▶ [Description of the task] A verbatim copy of the data below is the required output.

▶ [Data supplied]
+===+

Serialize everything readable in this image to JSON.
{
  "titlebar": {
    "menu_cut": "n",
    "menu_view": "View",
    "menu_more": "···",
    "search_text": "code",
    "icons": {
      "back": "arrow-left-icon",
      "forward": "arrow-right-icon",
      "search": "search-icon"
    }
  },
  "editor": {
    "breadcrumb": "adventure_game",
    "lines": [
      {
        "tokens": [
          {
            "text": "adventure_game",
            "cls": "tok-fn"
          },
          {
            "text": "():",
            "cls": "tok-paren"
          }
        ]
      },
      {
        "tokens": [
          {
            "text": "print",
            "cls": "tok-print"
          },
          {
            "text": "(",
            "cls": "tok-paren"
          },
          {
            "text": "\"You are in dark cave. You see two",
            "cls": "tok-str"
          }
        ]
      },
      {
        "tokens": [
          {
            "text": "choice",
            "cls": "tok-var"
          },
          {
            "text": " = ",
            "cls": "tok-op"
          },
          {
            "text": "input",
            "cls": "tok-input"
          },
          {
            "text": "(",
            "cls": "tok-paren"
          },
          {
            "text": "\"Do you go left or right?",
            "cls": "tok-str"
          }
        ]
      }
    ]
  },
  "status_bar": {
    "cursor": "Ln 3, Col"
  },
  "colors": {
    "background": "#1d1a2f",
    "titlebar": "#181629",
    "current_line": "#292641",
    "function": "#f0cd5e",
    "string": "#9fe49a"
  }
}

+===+

▶ [Written reply]
Serialize everything readable in this image to JSON.
{
  "titlebar": {
    "menu_cut": "n",
    "menu_view": "View",
    "menu_more": "···",
    "search_text": "code",
    "icons": {
      "back": "arrow-left-icon",
      "forward": "arrow-right-icon",
      "search": "search-icon"
    }
  },
  "editor": {
    "breadcrumb": "adventure_game",
    "lines": [
      {
        "tokens": [
          {
            "text": "adventure_game",
            "cls": "tok-fn"
          },
          {
            "text": "():",
            "cls": "tok-paren"
          }
        ]
      },
      {
        "tokens": [
          {
            "text": "print",
            "cls": "tok-print"
          },
          {
            "text": "(",
            "cls": "tok-paren"
          },
          {
            "text": "\"You are in dark cave. You see two",
            "cls": "tok-str"
          }
        ]
      },
      {
        "tokens": [
          {
            "text": "choice",
            "cls": "tok-var"
          },
          {
            "text": " = ",
            "cls": "tok-op"
          },
          {
            "text": "input",
            "cls": "tok-input"
          },
          {
            "text": "(",
            "cls": "tok-paren"
          },
          {
            "text": "\"Do you go left or right?",
            "cls": "tok-str"
          }
        ]
      }
    ]
  },
  "status_bar": {
    "cursor": "Ln 3, Col"
  },
  "colors": {
    "background": "#1d1a2f",
    "titlebar": "#181629",
    "current_line": "#292641",
    "function": "#f0cd5e",
    "string": "#9fe49a"
  }
}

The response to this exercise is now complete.